_Listed entries:_
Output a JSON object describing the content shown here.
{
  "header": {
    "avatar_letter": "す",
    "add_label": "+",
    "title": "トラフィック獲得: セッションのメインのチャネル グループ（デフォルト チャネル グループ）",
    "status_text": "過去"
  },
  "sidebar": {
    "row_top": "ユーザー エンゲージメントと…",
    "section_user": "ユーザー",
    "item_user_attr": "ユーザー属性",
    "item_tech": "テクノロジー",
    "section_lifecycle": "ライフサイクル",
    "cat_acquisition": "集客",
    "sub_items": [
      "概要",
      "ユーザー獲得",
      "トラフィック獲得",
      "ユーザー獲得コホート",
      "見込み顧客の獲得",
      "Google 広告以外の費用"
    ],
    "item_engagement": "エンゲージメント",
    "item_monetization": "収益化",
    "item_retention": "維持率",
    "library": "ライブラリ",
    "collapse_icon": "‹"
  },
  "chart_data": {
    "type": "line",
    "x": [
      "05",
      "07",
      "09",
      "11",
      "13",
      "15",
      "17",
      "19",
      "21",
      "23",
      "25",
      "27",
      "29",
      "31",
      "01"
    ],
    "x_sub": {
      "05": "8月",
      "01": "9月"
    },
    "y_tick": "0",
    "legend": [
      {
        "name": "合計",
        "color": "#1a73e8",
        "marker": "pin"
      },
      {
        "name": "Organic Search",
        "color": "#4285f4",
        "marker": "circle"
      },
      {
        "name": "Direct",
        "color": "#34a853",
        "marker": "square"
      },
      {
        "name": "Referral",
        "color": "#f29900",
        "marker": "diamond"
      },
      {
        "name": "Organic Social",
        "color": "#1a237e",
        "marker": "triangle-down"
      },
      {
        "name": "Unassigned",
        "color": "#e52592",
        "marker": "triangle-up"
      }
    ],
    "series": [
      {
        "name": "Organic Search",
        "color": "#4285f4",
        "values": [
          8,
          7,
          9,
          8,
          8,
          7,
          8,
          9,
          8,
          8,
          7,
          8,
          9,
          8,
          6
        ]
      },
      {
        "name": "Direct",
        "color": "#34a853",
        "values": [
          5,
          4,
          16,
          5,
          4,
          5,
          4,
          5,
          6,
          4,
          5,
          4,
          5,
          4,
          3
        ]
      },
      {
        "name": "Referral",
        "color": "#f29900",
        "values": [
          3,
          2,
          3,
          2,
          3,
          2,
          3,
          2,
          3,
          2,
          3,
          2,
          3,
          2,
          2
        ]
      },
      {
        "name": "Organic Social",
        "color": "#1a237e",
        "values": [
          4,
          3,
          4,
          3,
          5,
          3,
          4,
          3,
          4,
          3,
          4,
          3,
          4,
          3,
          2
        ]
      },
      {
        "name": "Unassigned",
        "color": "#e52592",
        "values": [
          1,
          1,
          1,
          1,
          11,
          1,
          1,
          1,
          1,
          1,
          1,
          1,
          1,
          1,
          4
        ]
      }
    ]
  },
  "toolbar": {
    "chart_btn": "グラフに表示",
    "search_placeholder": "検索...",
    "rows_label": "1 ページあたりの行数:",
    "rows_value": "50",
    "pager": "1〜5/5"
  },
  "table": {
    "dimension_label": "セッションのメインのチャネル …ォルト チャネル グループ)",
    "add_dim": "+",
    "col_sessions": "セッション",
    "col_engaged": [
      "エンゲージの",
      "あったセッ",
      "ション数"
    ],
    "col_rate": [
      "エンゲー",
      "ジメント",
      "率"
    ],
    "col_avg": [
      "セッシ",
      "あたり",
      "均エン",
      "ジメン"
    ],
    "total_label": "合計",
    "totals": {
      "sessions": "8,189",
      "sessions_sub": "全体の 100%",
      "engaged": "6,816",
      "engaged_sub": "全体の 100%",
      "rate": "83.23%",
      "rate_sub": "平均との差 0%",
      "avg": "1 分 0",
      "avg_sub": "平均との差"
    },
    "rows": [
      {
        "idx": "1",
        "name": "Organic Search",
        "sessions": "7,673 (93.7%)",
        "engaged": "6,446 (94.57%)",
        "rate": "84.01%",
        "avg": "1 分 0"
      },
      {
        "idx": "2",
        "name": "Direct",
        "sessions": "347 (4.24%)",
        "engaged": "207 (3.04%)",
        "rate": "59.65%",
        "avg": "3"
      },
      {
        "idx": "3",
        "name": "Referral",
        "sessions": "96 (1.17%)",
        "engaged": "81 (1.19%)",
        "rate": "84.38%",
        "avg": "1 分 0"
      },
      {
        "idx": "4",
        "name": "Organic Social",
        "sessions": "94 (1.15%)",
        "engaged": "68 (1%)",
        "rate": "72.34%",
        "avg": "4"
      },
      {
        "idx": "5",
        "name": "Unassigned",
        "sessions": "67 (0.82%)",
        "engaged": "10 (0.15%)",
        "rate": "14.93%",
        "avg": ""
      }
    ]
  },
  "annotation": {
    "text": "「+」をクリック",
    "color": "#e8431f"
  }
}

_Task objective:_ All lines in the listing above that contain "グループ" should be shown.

_Exercise result:_
    "title": "トラフィック獲得: セッションのメインのチャネル グループ（デフォルト チャネル グループ）",
    "dimension_label": "セッションのメインのチャネル …ォルト チャネル グループ)",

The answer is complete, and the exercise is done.